═════ INPUT FOR THIS TASK ═════

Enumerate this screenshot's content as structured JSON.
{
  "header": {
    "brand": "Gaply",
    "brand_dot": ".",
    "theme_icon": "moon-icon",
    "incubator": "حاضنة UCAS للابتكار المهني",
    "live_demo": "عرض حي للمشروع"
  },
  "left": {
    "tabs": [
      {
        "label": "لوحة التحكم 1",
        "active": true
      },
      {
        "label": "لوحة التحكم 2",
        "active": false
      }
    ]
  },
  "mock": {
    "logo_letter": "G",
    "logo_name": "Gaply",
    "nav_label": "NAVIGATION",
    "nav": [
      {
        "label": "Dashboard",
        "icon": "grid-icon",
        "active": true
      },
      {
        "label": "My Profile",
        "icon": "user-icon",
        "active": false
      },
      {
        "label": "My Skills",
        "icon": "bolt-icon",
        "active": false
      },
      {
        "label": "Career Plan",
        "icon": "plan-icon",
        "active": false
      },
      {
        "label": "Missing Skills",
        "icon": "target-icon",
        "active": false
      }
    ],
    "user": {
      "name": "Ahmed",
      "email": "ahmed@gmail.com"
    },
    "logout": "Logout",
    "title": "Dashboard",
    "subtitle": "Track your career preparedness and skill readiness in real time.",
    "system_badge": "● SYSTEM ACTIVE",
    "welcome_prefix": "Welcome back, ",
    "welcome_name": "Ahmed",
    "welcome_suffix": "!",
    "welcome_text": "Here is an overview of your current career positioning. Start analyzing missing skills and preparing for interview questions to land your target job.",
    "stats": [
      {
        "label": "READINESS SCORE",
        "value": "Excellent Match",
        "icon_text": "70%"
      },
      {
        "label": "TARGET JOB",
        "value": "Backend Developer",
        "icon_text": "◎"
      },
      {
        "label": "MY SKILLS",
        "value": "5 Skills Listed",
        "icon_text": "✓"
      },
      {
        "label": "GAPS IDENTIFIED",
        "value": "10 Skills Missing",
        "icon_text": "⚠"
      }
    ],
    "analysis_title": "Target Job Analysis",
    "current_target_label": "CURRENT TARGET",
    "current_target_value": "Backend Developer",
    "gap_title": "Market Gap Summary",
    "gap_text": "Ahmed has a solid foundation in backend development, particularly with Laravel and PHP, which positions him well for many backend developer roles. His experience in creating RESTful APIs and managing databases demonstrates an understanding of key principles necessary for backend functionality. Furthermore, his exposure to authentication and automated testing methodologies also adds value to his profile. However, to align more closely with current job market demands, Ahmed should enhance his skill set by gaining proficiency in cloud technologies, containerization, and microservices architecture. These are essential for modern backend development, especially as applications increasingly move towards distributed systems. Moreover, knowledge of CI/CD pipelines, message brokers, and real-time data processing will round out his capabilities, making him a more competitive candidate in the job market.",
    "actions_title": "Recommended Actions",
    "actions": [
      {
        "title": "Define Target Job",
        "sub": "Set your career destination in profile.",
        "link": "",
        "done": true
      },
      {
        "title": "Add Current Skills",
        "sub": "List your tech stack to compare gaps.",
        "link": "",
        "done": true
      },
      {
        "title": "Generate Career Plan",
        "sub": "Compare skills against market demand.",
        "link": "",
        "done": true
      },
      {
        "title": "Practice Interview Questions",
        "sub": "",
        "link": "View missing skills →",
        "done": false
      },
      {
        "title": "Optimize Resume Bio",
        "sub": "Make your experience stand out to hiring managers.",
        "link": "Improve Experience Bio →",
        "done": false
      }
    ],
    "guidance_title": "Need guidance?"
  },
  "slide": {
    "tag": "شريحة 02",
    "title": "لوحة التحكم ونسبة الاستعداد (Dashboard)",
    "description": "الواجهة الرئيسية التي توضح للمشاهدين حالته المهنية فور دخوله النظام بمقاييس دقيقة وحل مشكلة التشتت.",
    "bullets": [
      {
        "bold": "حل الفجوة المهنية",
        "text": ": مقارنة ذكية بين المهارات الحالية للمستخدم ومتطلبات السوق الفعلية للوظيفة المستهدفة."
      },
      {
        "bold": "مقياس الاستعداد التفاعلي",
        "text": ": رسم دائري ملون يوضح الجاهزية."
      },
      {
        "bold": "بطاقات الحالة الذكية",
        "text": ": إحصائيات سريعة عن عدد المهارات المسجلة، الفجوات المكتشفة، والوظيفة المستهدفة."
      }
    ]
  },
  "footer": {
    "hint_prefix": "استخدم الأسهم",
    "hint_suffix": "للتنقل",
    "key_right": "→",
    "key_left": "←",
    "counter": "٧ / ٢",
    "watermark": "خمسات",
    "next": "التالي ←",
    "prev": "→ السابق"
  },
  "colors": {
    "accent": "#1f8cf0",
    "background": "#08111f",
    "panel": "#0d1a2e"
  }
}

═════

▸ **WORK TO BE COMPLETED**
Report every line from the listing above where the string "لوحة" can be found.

▸ **TASK RESPONSE**
        "label": "لوحة التحكم 1",
        "label": "لوحة التحكم 2",
    "title": "لوحة التحكم ونسبة الاستعداد (Dashboard)",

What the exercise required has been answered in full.